Source data:
· · · · · · ·
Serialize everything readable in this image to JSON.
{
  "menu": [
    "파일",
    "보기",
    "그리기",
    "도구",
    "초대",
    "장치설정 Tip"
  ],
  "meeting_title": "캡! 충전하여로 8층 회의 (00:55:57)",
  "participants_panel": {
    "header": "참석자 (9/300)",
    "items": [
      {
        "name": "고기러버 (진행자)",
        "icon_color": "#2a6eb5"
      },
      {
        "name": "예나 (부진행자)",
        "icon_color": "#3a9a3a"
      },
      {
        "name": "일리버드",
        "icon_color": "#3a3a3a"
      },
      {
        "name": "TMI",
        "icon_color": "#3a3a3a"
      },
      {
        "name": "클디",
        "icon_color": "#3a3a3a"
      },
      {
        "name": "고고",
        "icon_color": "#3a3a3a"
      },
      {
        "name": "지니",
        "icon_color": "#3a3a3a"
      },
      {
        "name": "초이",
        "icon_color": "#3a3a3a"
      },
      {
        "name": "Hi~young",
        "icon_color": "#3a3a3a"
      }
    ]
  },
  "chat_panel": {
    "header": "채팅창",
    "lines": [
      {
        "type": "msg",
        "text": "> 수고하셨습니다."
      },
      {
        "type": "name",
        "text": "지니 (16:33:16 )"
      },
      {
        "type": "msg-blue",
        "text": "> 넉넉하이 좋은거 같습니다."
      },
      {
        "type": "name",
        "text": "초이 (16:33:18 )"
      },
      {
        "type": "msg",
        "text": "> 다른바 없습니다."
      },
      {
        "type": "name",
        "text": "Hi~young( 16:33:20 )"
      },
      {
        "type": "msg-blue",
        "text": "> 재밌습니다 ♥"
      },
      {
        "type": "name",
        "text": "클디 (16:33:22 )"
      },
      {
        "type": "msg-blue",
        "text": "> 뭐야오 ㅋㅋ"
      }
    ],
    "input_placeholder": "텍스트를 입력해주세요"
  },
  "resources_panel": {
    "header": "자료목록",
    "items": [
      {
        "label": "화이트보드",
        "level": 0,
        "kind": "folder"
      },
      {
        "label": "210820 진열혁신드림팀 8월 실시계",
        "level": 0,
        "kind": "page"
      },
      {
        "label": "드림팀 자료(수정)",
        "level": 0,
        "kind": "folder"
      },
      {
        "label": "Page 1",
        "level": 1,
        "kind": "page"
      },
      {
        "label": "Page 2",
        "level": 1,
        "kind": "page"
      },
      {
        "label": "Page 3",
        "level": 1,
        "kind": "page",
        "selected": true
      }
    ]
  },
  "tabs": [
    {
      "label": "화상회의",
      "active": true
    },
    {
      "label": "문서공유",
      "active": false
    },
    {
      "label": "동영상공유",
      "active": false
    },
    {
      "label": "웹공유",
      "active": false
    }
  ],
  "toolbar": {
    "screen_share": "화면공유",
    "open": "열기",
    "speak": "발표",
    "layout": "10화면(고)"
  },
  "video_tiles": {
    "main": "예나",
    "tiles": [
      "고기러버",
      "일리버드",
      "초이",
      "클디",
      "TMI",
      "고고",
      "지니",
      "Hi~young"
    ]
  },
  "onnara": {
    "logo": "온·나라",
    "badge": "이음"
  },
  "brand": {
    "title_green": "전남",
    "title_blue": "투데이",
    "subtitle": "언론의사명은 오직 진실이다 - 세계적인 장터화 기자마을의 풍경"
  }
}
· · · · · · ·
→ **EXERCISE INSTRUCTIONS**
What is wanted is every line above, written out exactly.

→ **RESPONSE BELOW**
Serialize everything readable in this image to JSON.
{
  "menu": [
    "파일",
    "보기",
    "그리기",
    "도구",
    "초대",
    "장치설정 Tip"
  ],
  "meeting_title": "캡! 충전하여로 8층 회의 (00:55:57)",
  "participants_panel": {
    "header": "참석자 (9/300)",
    "items": [
      {
        "name": "고기러버 (진행자)",
        "icon_color": "#2a6eb5"
      },
      {
        "name": "예나 (부진행자)",
        "icon_color": "#3a9a3a"
      },
      {
        "name": "일리버드",
        "icon_color": "#3a3a3a"
      },
      {
        "name": "TMI",
        "icon_color": "#3a3a3a"
      },
      {
        "name": "클디",
        "icon_color": "#3a3a3a"
      },
      {
        "name": "고고",
        "icon_color": "#3a3a3a"
      },
      {
        "name": "지니",
        "icon_color": "#3a3a3a"
      },
      {
        "name": "초이",
        "icon_color": "#3a3a3a"
      },
      {
        "name": "Hi~young",
        "icon_color": "#3a3a3a"
      }
    ]
  },
  "chat_panel": {
    "header": "채팅창",
    "lines": [
      {
        "type": "msg",
        "text": "> 수고하셨습니다."
      },
      {
        "type": "name",
        "text": "지니 (16:33:16 )"
      },
      {
        "type": "msg-blue",
        "text": "> 넉넉하이 좋은거 같습니다."
      },
      {
        "type": "name",
        "text": "초이 (16:33:18 )"
      },
      {
        "type": "msg",
        "text": "> 다른바 없습니다."
      },
      {
        "type": "name",
        "text": "Hi~young( 16:33:20 )"
      },
      {
        "type": "msg-blue",
        "text": "> 재밌습니다 ♥"
      },
      {
        "type": "name",
        "text": "클디 (16:33:22 )"
      },
      {
        "type": "msg-blue",
        "text": "> 뭐야오 ㅋㅋ"
      }
    ],
    "input_placeholder": "텍스트를 입력해주세요"
  },
  "resources_panel": {
    "header": "자료목록",
    "items": [
      {
        "label": "화이트보드",
        "level": 0,
        "kind": "folder"
      },
      {
        "label": "210820 진열혁신드림팀 8월 실시계",
        "level": 0,
        "kind": "page"
      },
      {
        "label": "드림팀 자료(수정)",
        "level": 0,
        "kind": "folder"
      },
      {
        "label": "Page 1",
        "level": 1,
        "kind": "page"
      },
      {
        "label": "Page 2",
        "level": 1,
        "kind": "page"
      },
      {
        "label": "Page 3",
        "level": 1,
        "kind": "page",
        "selected": true
      }
    ]
  },
  "tabs": [
    {
      "label": "화상회의",
      "active": true
    },
    {
      "label": "문서공유",
      "active": false
    },
    {
      "label": "동영상공유",
      "active": false
    },
    {
      "label": "웹공유",
      "active": false
    }
  ],
  "toolbar": {
    "screen_share": "화면공유",
    "open": "열기",
    "speak": "발표",
    "layout": "10화면(고)"
  },
  "video_tiles": {
    "main": "예나",
    "tiles": [
      "고기러버",
      "일리버드",
      "초이",
      "클디",
      "TMI",
      "고고",
      "지니",
      "Hi~young"
    ]
  },
  "onnara": {
    "logo": "온·나라",
    "badge": "이음"
  },
  "brand": {
    "title_green": "전남",
    "title_blue": "투데이",
    "subtitle": "언론의사명은 오직 진실이다 - 세계적인 장터화 기자마을의 풍경"
  }
}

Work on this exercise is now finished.